Dr. Mark Nunez, one of the Clarks’ veterinarians, would agree. “Dick and Kari are exceptional pet owners. They are very loving people,” he says. “The thing that has always impressed me the most about them is that they come in with their own pets.” Because he practices in Burbank, the heart of Southern California’s entertainment industry, Dr. Nunez sees a lot of celebrity pet owners. Some celebrities send their animals in with staff. “Not the Clarks,” says Dr. Nunez. “They always personally bring their pets in.” He feels that personal interaction is important to make sure the owner is getting accurate information and that the pet is getting the best medical care. Dr. Nunez says another sign that the Clarks take their pets’ veterinary care seriously is that, “When I reach the switchboard, they know my voice,” he laughs. Some of the Clarks’ dogs have returned the compliment. The practice is two blocks away from their office, and “Molly, one of our older dogs, used to go to the veterinarian a lot,” notes Dick. “We’d say, ‘Molly, let’s go to the vet!,’ and she would go right out and start walking down toward their office.”
THEY CALL IT PUPPY LOVE
Before he married Kari, Dick never had a dog. A favorite uncle had given him a figurine of a dachshund when he was a boy, so the first dog he picked out when he was an adult was a member of that breed. Since then, Dick has had a long list of dogs, as well as some cats, rabbits, guinea pigs, chameleons, and turtles. Not too long ago, he lost a particular favorite, Bernardo, a dachshund/Chihuahua mix that he and Kari had found as a stray. “He was a sweet little guy,” says Dick. One of the “penalties” of owning dogs, Dick notes sadly, is that they just don’t live as long as we would like.
While they are with us, however, they are a joy. These days, Dick seems to get a particular kick out of Mrs. Jones, who often sports a rhinestone collar. One night, she was transfixed by the Westminster Dog Show, which was being nationally televised. “She was mesmerized. Her nose was a foot from the screen,” Dick laughs. He thought it was funny to see his little dog fascinated by all those big show dogs.

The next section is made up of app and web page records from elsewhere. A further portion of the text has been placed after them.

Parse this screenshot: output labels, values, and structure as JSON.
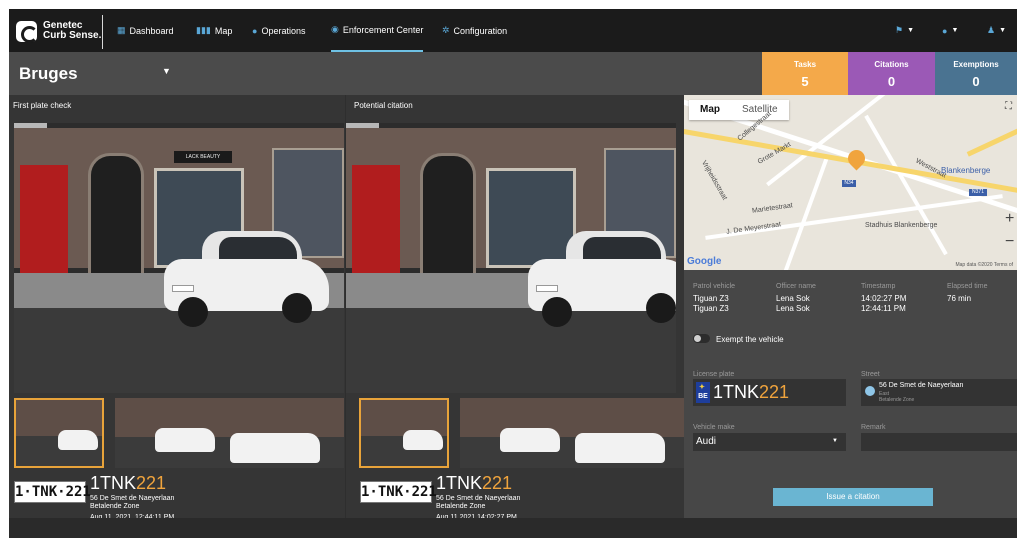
{
  "brand": {
    "line1": "Genetec",
    "line2": "Curb Sense."
  },
  "nav": {
    "items": [
      {
        "label": "Dashboard",
        "icon": "dashboard-icon"
      },
      {
        "label": "Map",
        "icon": "map-icon"
      },
      {
        "label": "Operations",
        "icon": "operations-icon"
      },
      {
        "label": "Enforcement Center",
        "icon": "enforcement-icon"
      },
      {
        "label": "Configuration",
        "icon": "gear-icon"
      }
    ]
  },
  "header": {
    "city": "Bruges"
  },
  "stats": {
    "tasks": {
      "label": "Tasks",
      "value": "5",
      "color": "#f4a94a"
    },
    "citations": {
      "label": "Citations",
      "value": "0",
      "color": "#9b59b6"
    },
    "exemptions": {
      "label": "Exemptions",
      "value": "0",
      "color": "#4a7391"
    }
  },
  "panels": {
    "first": {
      "title": "First plate check",
      "plate_img": "1·TNK·221",
      "plate_prefix": "1",
      "plate_mid": "TNK",
      "plate_suffix": "221",
      "address": "56 De Smet de Naeyerlaan",
      "zone": "Betalende Zone",
      "time": "Aug 11, 2021, 12:44:11 PM",
      "shop_sign": "LACK BEAUTY"
    },
    "second": {
      "title": "Potential citation",
      "plate_img": "1·TNK·221",
      "plate_prefix": "1",
      "plate_mid": "TNK",
      "plate_suffix": "221",
      "address": "56 De Smet de Naeyerlaan",
      "zone": "Betalende Zone",
      "time": "Aug 11,2021,14:02:27 PM"
    }
  },
  "map": {
    "tab_map": "Map",
    "tab_satellite": "Satellite",
    "road_tag": "N34",
    "road_tag2": "N371",
    "labels": {
      "blankenberge": "Blankenberge",
      "stadhuis": "Stadhuis Blankenberge",
      "vrijheidsstraat": "Vrijheidsstraat",
      "marietestraat": "Marietestraat",
      "meyerstraat": "J. De Meyerstraat",
      "grotestraat": "Grote Markt",
      "collegestraat": "Collegestraat",
      "weststraat": "Weststraat"
    },
    "google": "Google",
    "map_data": "Map data ©2020",
    "terms": "Terms of"
  },
  "details": {
    "patrol_label": "Patrol vehicle",
    "officer_label": "Officer name",
    "timestamp_label": "Timestamp",
    "elapsed_label": "Elapsed time",
    "patrol_1": "Tiguan Z3",
    "patrol_2": "Tiguan Z3",
    "officer_1": "Lena Sok",
    "officer_2": "Lena Sok",
    "ts_1": "14:02:27 PM",
    "ts_2": "12:44:11 PM",
    "elapsed": "76 min",
    "exempt_label": "Exempt the vehicle",
    "license_label": "License plate",
    "country": "BE",
    "lp_prefix": "1",
    "lp_mid": "TNK",
    "lp_suffix": "221",
    "street_label": "Street",
    "street_value": "56 De Smet de Naeyerlaan",
    "street_sub1": "East",
    "street_sub2": "Betalende Zone",
    "make_label": "Vehicle make",
    "make_value": "Audi",
    "remark_label": "Remark",
    "issue_button": "Issue a citation"
  }
}
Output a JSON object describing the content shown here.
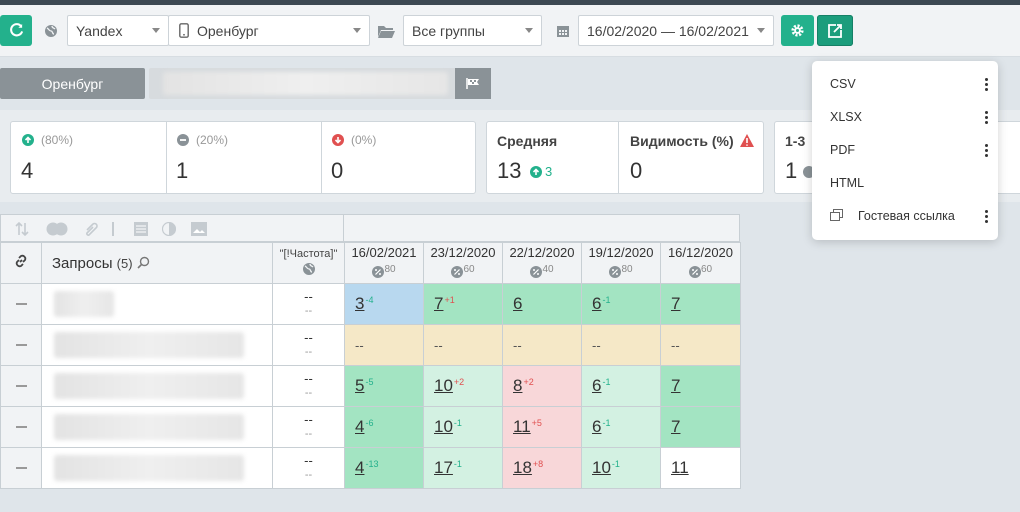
{
  "colors": {
    "accent": "#23b18c",
    "up": "#23b18c",
    "down": "#e05050",
    "green_cell": "#a3e4c2",
    "light_green_cell": "#d3f1e2",
    "blue_cell": "#b8d8ef",
    "beige_cell": "#f5e8c7",
    "pink_cell": "#f8d7d9"
  },
  "toolbar": {
    "refresh_icon": "refresh-icon",
    "search_engine": "Yandex",
    "region": "Оренбург",
    "group": "Все группы",
    "date_range": "16/02/2020 — 16/02/2021"
  },
  "region_tab": {
    "label": "Оренбург"
  },
  "kpi": {
    "up": {
      "pct": "(80%)",
      "value": "4"
    },
    "same": {
      "pct": "(20%)",
      "value": "1"
    },
    "down": {
      "pct": "(0%)",
      "value": "0"
    },
    "avg": {
      "title": "Средняя",
      "value": "13",
      "delta": "3"
    },
    "visibility": {
      "title": "Видимость (%)",
      "value": "0"
    },
    "top3": {
      "title": "1-3",
      "value": "1"
    }
  },
  "table": {
    "queries_label": "Запросы",
    "queries_count": "(5)",
    "freq_label": "\"[!Частота]\"",
    "dates": [
      {
        "date": "16/02/2021",
        "pct": "80"
      },
      {
        "date": "23/12/2020",
        "pct": "60"
      },
      {
        "date": "22/12/2020",
        "pct": "40"
      },
      {
        "date": "19/12/2020",
        "pct": "80"
      },
      {
        "date": "16/12/2020",
        "pct": "60"
      }
    ],
    "rows": [
      {
        "freq": "--",
        "freq2": "--",
        "cells": [
          {
            "v": "3",
            "d": "-4",
            "dir": "up"
          },
          {
            "v": "7",
            "d": "+1",
            "dir": "down"
          },
          {
            "v": "6",
            "d": "",
            "dir": ""
          },
          {
            "v": "6",
            "d": "-1",
            "dir": "up"
          },
          {
            "v": "7",
            "d": "",
            "dir": ""
          }
        ]
      },
      {
        "freq": "--",
        "freq2": "--",
        "cells": [
          {
            "v": "--",
            "d": "",
            "dir": ""
          },
          {
            "v": "--",
            "d": "",
            "dir": ""
          },
          {
            "v": "--",
            "d": "",
            "dir": ""
          },
          {
            "v": "--",
            "d": "",
            "dir": ""
          },
          {
            "v": "--",
            "d": "",
            "dir": ""
          }
        ]
      },
      {
        "freq": "--",
        "freq2": "--",
        "cells": [
          {
            "v": "5",
            "d": "-5",
            "dir": "up"
          },
          {
            "v": "10",
            "d": "+2",
            "dir": "down"
          },
          {
            "v": "8",
            "d": "+2",
            "dir": "down"
          },
          {
            "v": "6",
            "d": "-1",
            "dir": "up"
          },
          {
            "v": "7",
            "d": "",
            "dir": ""
          }
        ]
      },
      {
        "freq": "--",
        "freq2": "--",
        "cells": [
          {
            "v": "4",
            "d": "-6",
            "dir": "up"
          },
          {
            "v": "10",
            "d": "-1",
            "dir": "up"
          },
          {
            "v": "11",
            "d": "+5",
            "dir": "down"
          },
          {
            "v": "6",
            "d": "-1",
            "dir": "up"
          },
          {
            "v": "7",
            "d": "",
            "dir": ""
          }
        ]
      },
      {
        "freq": "--",
        "freq2": "--",
        "cells": [
          {
            "v": "4",
            "d": "-13",
            "dir": "up"
          },
          {
            "v": "17",
            "d": "-1",
            "dir": "up"
          },
          {
            "v": "18",
            "d": "+8",
            "dir": "down"
          },
          {
            "v": "10",
            "d": "-1",
            "dir": "up"
          },
          {
            "v": "11",
            "d": "",
            "dir": ""
          }
        ]
      }
    ]
  },
  "export_menu": {
    "items": [
      "CSV",
      "XLSX",
      "PDF",
      "HTML"
    ],
    "guest_link": "Гостевая ссылка"
  }
}
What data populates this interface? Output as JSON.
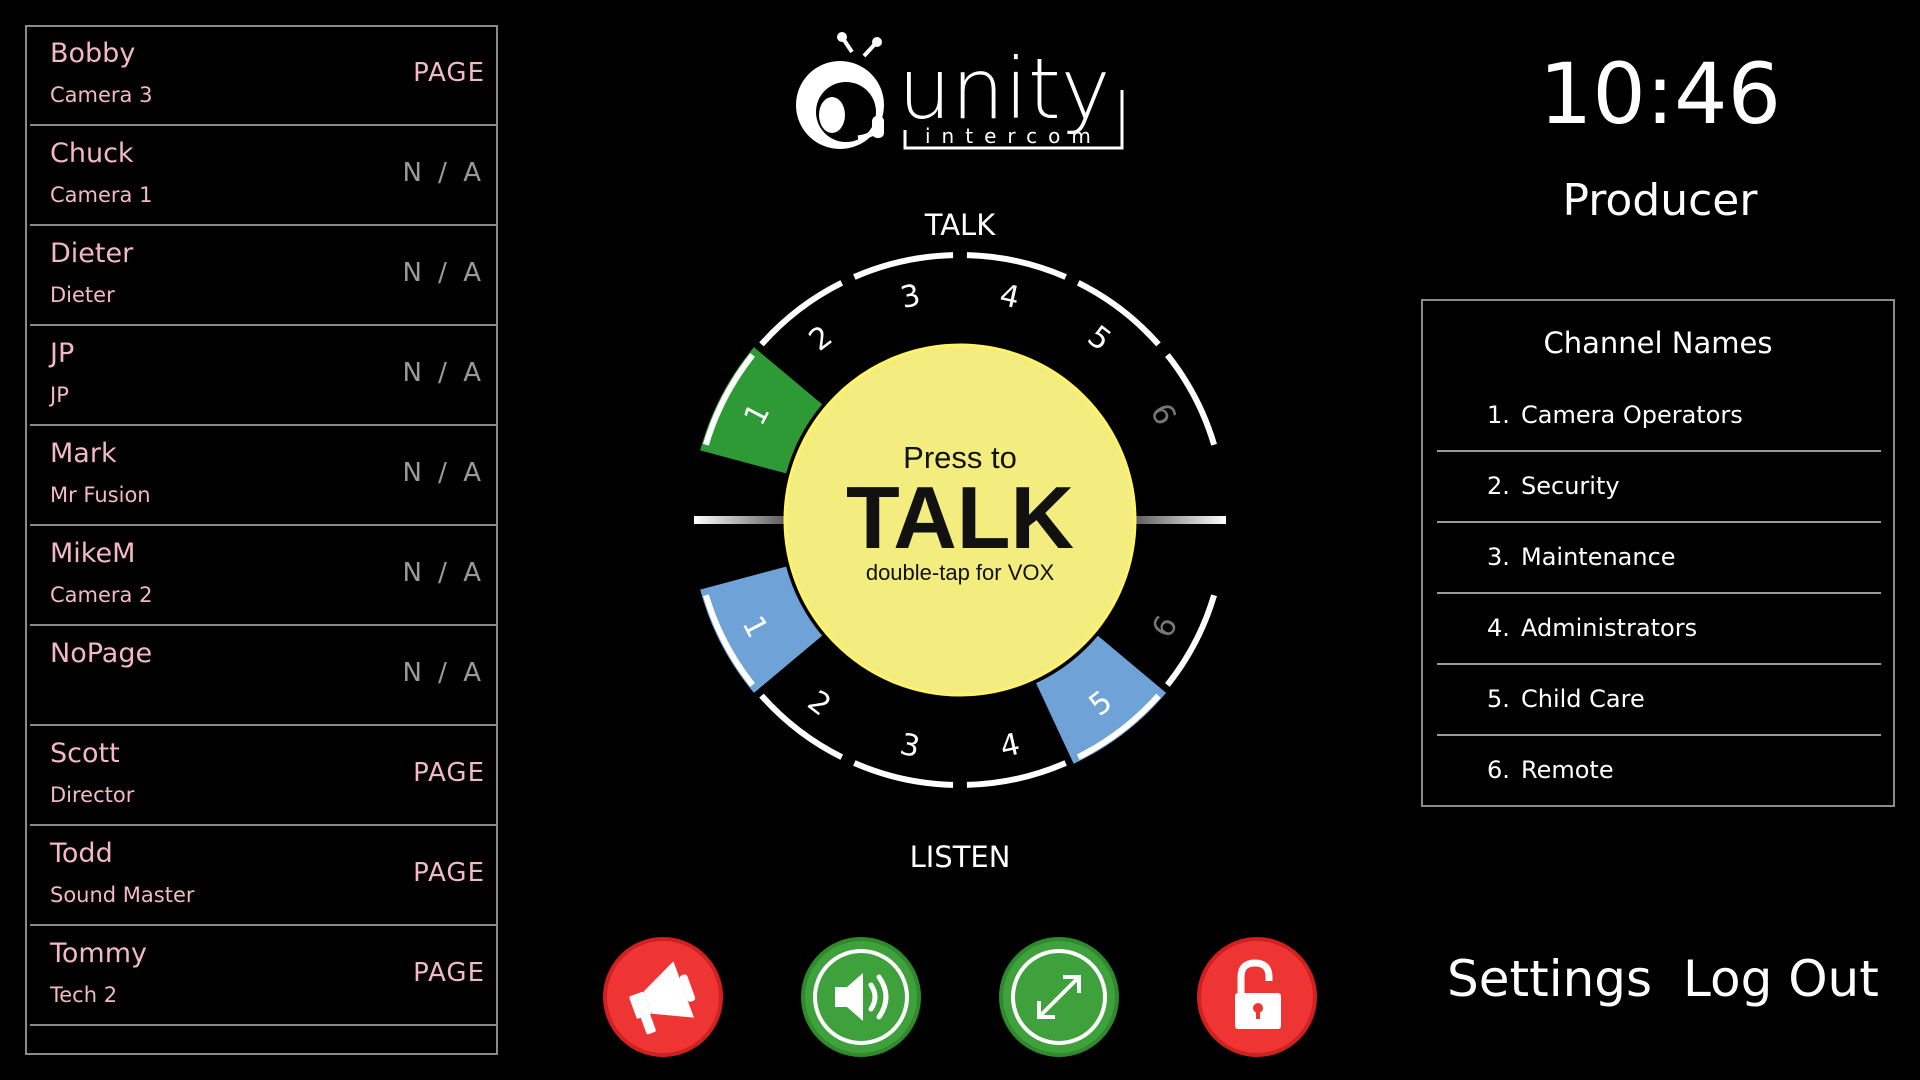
{
  "users": [
    {
      "name": "Bobby",
      "sub": "Camera 3",
      "status": "PAGE"
    },
    {
      "name": "Chuck",
      "sub": "Camera 1",
      "status": "N / A"
    },
    {
      "name": "Dieter",
      "sub": "Dieter",
      "status": "N / A"
    },
    {
      "name": "JP",
      "sub": "JP",
      "status": "N / A"
    },
    {
      "name": "Mark",
      "sub": "Mr Fusion",
      "status": "N / A"
    },
    {
      "name": "MikeM",
      "sub": "Camera 2",
      "status": "N / A"
    },
    {
      "name": "NoPage",
      "sub": "",
      "status": "N / A"
    },
    {
      "name": "Scott",
      "sub": "Director",
      "status": "PAGE"
    },
    {
      "name": "Todd",
      "sub": "Sound Master",
      "status": "PAGE"
    },
    {
      "name": "Tommy",
      "sub": "Tech 2",
      "status": "PAGE"
    }
  ],
  "logo": {
    "word": "unity",
    "sub": "intercom"
  },
  "dial": {
    "talk_label": "TALK",
    "listen_label": "LISTEN",
    "press_to": "Press to",
    "talk_big": "TALK",
    "vox_hint": "double-tap for VOX",
    "talk_channels": [
      "1",
      "2",
      "3",
      "4",
      "5",
      "6"
    ],
    "listen_channels": [
      "1",
      "2",
      "3",
      "4",
      "5",
      "6"
    ],
    "talk_active": [
      1
    ],
    "listen_active": [
      1,
      5
    ]
  },
  "colors": {
    "talk_active": "#2e9a36",
    "listen_active": "#6fa3d8",
    "button_face": "#f3ec7e",
    "name_text": "#f2b8c6"
  },
  "clock": "10:46",
  "role": "Producer",
  "channel_panel": {
    "title": "Channel Names",
    "channels": [
      {
        "num": "1.",
        "name": "Camera Operators"
      },
      {
        "num": "2.",
        "name": "Security"
      },
      {
        "num": "3.",
        "name": "Maintenance"
      },
      {
        "num": "4.",
        "name": "Administrators"
      },
      {
        "num": "5.",
        "name": "Child Care"
      },
      {
        "num": "6.",
        "name": "Remote"
      }
    ]
  },
  "buttons": {
    "icons": [
      "megaphone-icon",
      "speaker-icon",
      "expand-icon",
      "unlock-icon"
    ],
    "settings": "Settings",
    "logout": "Log Out"
  }
}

A few days before that, she had barked herself hoarse at a couple of ducks that live behind their house—she kept having to run back into the house to get a drink of water to ease her sore throat.
While Clark says he puts no limits on the number of pets in his house (“You can never have just one pug, they say, so we may have another in our future”) and has had as many as five, he says he might not get any more big dogs like Henry. He apparently would like to put a limit on the number of dog belongings in his household, however. “The other day I told Kari, we’ve got to get rid of some of the dog toys. I counted 21 different toys in the sitting room next to our kitchen. There’s a tennis ball with all the fuzz rubbed off of it and stuff peeling off it in strips, but we can’t throw it away because it’s Mrs. Jones’ favorite toy!” he exclaims in mock exasperation.
AS FREE AS A DOG, NOW
What do animals do for the Clarks? “We live with a lot of time pressure and stress in our business, and they have practically no schedule at all, or virtually none,” Dick says. Maybe they want a little something to eat, some affection, but they don’t ask for much. “They’re pressure relievers,” he continues. “You’ll be on the phone at work dealing with something stressful and they’ll just walk up and want a pat.” That kind of “puppy love” is a priceless form of stress reduction.
And while the Clarks’ dogs seem to love being at work with Dick, they don’t seem to share his passion for it, despite their Top 40 names. “I play the jukebox every night, but they don’t seem all that excited about it,” he laughs.